Save this recipe for later?
If you want to save this recipe for later, you can print it, bookmark this page or save it to Pinterest.
Disclaimer: Although this post is sponsored by Bottega di Calabria, all opinions are my own.
This fileja pasta alla Silana is a typical rich and hearty Southern Italian pasta recipe made with some of the tastiest and best known products of Calabria, including spicy sausage and peperoncino.
- 400 g fileja pasta (14oz) or rigatoni or other short pasta tubes
- 10 fresh tomatoes blanched and peeled (see note)
- 400 g tomato passata (14oz) or polpa. I used polpa from Mutti
- 100 g guanciale (pork cheek) (3.5oz) 2 thick slices cut into small cubes or pancetta
- 100 g soppressata (3.5 oz) or other spicy salami/sausage cut into cubes
- 150 g caciocavallo Silano (5 oz) or provola, provolone or mozzarella cut into cubes
- 1 red onion I used a Tropea onion from Calabria. Peeled and chopped
- 50 g dried porcini (2oz) or 100 g frozen. Dried need to be soaked in warm water.
- 1 handful pecorino grated
- 1 handful basil leaves
- 1-2 tsp peperoncino flakes (red chili pepper) as required
- 2-3 tbsp extra virgin olive oil.
- 1 measure whiskey or brandy
- salt for pasta and to taste
- Freshly ground black pepper. to taste
If using dried porcini soak them in some warm water for 20-30 minutes before using. Peel and chop the onion. Remove the casing from the soppressata/ sausage, then cut it into cubes, and also cut the guanciale or pancetta into cubes. If using fresh tomatoes, blanch them in boiling water and peel. Cut the peeled tomatoes into quarters and remove most of the seeds. Cut the caciocavallo into small cubes.
Cook the onion in a little olive oil together with the guanciale, soppressata and peperoncino flakes until the guanciale fat starts to become translucent. Add the whiskey and let the alcohol evaporate.
When the meats are nice and crispy, add the peeled tomatoes and cook over a moderate heat until they start to soften. Then add the tomato polpa/passata if using.
Put a pot of water on to boil for the pasta. Add salt once it starts to boil and bring to a boil again.
Add the dried porcini mushrooms with their filtered water to the sauce. (Fresh or frozen porcini don’t have any liquid with them) Mix well and add salt and pepper to taste and let the sauce simmer on a low heat while you cook the pasta.
Cook the pasta al dente according to the instructions on the packet. Then drain it. Add the cooked pasta to the sauce. Mix well then add the basil and diced caciocavallo. Let it rest for a minute to melt the caciocavallo.

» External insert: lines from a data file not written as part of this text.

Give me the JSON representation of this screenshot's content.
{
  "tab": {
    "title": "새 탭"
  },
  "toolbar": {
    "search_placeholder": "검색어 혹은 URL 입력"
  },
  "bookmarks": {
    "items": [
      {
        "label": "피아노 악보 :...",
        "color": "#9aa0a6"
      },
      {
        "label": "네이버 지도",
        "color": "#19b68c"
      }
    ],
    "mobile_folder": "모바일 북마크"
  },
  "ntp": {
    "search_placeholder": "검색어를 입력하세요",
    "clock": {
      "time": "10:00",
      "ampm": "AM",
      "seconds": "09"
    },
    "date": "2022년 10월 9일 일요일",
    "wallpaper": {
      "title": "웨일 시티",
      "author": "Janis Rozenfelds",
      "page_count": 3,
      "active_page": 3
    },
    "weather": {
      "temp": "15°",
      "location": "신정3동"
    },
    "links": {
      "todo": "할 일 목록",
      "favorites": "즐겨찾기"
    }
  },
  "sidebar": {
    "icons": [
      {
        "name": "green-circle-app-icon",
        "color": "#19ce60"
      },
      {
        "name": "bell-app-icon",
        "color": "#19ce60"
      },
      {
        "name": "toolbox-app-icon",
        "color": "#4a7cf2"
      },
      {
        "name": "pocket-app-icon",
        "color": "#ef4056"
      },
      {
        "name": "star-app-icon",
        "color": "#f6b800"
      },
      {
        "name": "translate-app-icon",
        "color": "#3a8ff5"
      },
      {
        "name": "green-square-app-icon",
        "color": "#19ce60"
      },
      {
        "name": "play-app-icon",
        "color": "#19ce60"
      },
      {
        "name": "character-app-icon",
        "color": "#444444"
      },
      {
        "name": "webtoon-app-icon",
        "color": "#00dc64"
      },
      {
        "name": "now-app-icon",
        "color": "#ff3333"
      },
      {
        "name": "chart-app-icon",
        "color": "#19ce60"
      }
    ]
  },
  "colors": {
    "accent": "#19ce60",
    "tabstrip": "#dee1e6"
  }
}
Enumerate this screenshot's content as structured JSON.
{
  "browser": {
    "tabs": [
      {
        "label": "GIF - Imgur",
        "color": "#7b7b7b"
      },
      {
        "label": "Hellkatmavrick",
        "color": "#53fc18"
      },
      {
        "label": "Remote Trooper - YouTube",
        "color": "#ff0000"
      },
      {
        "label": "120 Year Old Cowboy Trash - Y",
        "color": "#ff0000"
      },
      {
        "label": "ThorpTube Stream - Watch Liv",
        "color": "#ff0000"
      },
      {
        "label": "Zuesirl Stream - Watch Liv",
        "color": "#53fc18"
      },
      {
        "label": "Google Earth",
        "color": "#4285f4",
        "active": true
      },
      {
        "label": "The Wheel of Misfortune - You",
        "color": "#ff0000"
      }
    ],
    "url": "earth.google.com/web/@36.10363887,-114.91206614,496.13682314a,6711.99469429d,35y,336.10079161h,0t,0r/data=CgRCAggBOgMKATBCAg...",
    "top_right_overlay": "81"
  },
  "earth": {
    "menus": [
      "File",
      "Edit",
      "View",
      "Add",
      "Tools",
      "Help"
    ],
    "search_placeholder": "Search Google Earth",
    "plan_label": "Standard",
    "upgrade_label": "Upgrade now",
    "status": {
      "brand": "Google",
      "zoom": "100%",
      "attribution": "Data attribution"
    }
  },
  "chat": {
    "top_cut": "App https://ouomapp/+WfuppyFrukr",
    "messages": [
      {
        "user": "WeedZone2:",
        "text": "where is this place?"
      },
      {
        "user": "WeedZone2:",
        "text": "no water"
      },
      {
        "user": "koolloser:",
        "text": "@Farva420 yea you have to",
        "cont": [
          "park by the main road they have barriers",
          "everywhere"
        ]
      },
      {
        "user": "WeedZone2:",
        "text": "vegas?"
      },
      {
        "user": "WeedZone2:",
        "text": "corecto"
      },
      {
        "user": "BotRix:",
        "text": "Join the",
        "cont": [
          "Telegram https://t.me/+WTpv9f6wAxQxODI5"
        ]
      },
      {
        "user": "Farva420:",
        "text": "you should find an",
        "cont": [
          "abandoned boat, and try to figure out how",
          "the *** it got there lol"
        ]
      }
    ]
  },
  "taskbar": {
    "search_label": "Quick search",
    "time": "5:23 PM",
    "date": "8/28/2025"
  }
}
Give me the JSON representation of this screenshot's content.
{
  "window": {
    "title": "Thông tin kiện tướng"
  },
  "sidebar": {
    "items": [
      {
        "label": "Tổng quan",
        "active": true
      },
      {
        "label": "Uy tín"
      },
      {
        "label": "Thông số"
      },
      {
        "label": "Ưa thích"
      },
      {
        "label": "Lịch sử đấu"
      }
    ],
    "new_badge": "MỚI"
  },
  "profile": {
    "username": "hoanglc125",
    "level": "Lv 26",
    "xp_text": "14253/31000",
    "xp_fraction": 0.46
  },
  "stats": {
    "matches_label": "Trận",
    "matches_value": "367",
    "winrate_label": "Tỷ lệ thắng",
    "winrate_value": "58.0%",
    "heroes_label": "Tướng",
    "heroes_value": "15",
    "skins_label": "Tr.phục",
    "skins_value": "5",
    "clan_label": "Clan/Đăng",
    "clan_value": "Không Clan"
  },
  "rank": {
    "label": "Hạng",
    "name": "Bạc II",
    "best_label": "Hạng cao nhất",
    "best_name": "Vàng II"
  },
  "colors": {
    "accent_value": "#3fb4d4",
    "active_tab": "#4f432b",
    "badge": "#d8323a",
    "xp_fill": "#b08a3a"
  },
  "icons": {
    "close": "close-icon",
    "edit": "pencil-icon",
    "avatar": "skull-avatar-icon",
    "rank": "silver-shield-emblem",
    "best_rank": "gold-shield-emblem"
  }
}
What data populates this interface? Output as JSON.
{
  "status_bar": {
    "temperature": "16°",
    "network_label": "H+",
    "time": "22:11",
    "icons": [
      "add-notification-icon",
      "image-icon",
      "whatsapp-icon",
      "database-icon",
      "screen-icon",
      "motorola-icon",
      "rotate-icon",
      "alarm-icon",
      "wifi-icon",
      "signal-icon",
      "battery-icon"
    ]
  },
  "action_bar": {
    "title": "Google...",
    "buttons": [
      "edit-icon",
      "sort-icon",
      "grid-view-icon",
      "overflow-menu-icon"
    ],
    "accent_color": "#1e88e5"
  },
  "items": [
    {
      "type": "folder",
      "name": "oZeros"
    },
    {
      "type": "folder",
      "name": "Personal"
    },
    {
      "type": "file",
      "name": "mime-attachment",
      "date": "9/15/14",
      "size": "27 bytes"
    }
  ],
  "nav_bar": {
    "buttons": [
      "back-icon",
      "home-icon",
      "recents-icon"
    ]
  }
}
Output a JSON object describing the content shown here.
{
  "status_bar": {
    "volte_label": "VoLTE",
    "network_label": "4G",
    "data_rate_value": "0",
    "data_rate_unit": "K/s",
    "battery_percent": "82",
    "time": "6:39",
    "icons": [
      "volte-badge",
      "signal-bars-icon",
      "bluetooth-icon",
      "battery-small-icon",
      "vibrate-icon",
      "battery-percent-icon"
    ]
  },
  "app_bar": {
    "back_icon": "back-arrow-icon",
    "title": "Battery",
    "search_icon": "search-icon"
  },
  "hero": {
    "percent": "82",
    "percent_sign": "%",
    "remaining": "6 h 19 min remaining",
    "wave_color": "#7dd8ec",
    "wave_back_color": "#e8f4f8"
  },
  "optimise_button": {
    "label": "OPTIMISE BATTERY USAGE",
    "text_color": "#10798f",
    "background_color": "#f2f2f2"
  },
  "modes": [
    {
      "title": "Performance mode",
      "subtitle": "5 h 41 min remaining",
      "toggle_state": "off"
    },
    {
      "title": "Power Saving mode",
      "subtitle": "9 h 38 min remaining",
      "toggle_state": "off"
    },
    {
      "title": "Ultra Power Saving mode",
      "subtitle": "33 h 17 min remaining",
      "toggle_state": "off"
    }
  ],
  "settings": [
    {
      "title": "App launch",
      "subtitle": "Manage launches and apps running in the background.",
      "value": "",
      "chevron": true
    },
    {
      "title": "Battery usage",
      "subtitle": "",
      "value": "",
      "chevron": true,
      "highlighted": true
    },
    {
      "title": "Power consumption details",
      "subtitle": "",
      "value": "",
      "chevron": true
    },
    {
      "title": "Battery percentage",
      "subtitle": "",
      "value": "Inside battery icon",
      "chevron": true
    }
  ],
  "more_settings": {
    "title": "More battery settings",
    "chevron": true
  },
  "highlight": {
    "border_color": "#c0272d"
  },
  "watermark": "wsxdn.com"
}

Serve immediately with the grated pecorino.
I like to use a mixture of fresh peeled tomatoes and polpa or passata. However, you can use just peeled tomatoes or just polpa or passata. In which case, increase the quantity of which ever you use. Double the number of tomatoes or use 50% more passata.
I used dried fileja pasta from Bottega di Calabria (see post for more info). You can use other types of short pasta like rigatoni if you don’t have fileja.
If you have leftovers, they are fabulous baked. Just put the leftovers in an oven dish, add more pieces of caciocavallo and a sprinkling of pecorino on top. Bake in a preheated oven (180°c) until the top is crispy.